[Website and app data records]
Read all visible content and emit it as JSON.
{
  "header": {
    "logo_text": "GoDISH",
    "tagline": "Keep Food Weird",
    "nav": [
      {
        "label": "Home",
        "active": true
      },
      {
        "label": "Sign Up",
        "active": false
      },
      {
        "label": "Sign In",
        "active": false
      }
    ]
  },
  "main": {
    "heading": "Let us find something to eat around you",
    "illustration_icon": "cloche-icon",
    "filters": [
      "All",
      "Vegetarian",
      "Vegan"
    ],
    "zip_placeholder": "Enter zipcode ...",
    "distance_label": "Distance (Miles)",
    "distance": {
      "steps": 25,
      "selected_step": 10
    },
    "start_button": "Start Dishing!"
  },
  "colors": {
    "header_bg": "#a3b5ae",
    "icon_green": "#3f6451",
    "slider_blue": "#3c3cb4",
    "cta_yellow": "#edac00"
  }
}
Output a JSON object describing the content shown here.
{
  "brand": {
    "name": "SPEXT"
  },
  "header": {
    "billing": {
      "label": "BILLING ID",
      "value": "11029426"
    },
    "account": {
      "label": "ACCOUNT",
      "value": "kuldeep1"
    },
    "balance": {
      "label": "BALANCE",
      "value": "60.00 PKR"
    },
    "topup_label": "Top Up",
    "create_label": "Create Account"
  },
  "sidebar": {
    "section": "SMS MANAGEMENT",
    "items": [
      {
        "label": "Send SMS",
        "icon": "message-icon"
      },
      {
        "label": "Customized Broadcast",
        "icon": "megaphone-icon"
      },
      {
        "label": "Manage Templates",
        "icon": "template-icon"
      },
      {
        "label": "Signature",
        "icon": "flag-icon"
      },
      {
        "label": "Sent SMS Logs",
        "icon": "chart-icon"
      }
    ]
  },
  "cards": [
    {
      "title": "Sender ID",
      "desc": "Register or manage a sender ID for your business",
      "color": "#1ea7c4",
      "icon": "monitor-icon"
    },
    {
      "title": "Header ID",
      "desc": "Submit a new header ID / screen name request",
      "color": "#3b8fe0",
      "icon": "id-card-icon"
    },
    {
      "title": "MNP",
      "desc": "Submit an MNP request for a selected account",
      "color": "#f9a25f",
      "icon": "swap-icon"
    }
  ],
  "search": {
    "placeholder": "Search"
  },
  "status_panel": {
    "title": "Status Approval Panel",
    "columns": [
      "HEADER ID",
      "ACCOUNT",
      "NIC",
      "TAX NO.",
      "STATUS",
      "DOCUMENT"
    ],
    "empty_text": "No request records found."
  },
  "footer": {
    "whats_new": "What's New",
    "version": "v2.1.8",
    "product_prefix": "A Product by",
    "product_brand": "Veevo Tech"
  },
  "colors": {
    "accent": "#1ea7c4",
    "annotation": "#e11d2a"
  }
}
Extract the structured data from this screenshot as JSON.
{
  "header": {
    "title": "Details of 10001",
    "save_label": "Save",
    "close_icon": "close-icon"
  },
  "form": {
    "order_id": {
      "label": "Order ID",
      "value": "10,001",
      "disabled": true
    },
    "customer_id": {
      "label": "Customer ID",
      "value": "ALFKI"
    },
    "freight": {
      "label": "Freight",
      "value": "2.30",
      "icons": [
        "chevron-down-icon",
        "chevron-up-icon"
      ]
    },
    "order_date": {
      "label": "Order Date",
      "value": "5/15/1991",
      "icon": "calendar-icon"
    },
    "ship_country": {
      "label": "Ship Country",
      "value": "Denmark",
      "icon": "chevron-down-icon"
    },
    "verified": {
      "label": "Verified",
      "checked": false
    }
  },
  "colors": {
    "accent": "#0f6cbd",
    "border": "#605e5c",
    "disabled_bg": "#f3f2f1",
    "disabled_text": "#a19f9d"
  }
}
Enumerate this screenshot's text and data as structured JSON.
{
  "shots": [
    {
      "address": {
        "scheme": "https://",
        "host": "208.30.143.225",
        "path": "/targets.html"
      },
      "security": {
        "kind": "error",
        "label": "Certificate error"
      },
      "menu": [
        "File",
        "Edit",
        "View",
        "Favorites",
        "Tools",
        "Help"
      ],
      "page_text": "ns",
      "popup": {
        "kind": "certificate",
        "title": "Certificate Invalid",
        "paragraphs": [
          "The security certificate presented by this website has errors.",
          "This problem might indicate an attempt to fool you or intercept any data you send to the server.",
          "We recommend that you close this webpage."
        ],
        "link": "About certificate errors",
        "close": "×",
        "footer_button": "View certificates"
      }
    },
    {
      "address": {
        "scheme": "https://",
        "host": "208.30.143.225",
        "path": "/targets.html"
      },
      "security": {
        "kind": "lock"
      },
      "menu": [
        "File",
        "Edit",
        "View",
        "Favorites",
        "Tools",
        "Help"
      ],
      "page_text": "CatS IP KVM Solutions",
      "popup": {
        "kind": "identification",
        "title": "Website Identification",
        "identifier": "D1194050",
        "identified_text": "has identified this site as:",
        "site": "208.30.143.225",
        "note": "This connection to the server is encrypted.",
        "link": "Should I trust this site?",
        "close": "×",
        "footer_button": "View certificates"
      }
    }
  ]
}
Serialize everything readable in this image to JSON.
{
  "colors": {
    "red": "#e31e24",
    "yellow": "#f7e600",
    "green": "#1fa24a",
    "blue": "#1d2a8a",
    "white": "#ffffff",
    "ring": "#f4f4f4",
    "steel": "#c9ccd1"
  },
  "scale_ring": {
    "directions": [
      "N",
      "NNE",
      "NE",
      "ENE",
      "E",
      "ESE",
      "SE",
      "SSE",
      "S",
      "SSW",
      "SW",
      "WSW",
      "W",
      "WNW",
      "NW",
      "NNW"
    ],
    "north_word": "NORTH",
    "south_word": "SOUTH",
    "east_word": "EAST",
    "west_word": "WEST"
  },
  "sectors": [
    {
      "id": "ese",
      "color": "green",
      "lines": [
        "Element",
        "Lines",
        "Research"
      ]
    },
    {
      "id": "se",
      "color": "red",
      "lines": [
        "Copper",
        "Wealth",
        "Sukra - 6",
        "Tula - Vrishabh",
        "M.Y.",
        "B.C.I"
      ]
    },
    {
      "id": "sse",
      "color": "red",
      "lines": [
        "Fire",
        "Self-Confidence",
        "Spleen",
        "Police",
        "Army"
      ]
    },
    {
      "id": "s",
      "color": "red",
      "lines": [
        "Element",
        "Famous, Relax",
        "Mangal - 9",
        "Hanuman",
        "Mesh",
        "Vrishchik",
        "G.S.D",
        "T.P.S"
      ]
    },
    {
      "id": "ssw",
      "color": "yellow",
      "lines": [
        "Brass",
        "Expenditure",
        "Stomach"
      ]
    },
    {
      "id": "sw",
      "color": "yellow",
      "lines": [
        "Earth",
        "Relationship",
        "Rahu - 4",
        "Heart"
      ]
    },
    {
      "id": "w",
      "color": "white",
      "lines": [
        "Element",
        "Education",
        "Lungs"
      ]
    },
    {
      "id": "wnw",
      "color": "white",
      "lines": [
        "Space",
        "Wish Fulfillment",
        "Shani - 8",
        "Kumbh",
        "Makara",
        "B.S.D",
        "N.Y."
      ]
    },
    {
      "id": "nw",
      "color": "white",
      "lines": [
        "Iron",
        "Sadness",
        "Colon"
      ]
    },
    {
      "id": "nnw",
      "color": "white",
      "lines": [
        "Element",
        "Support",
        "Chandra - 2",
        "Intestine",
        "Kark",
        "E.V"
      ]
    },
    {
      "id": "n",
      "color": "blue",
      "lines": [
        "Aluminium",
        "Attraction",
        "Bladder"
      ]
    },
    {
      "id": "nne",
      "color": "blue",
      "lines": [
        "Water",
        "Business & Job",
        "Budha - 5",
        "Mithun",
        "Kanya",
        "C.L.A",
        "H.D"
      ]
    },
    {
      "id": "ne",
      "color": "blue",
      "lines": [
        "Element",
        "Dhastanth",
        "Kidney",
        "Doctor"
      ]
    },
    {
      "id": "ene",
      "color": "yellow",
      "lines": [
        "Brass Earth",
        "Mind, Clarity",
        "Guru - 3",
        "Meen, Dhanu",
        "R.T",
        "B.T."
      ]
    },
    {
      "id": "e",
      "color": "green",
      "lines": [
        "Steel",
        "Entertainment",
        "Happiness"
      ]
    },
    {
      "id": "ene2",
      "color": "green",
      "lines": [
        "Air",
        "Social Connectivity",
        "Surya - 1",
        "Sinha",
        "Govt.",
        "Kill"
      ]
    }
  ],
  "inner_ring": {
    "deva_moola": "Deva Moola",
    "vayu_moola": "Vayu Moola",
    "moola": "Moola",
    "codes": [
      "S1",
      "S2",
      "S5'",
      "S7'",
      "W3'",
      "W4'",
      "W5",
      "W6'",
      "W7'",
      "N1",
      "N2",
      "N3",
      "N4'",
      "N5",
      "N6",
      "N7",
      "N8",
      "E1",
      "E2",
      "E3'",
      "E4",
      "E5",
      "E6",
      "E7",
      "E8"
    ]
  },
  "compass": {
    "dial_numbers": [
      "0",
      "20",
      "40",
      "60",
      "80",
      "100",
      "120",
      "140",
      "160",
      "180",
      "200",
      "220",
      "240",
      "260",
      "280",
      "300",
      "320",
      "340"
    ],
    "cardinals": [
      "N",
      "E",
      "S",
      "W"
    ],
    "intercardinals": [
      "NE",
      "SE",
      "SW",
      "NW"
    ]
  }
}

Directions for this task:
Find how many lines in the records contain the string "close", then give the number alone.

Result:
4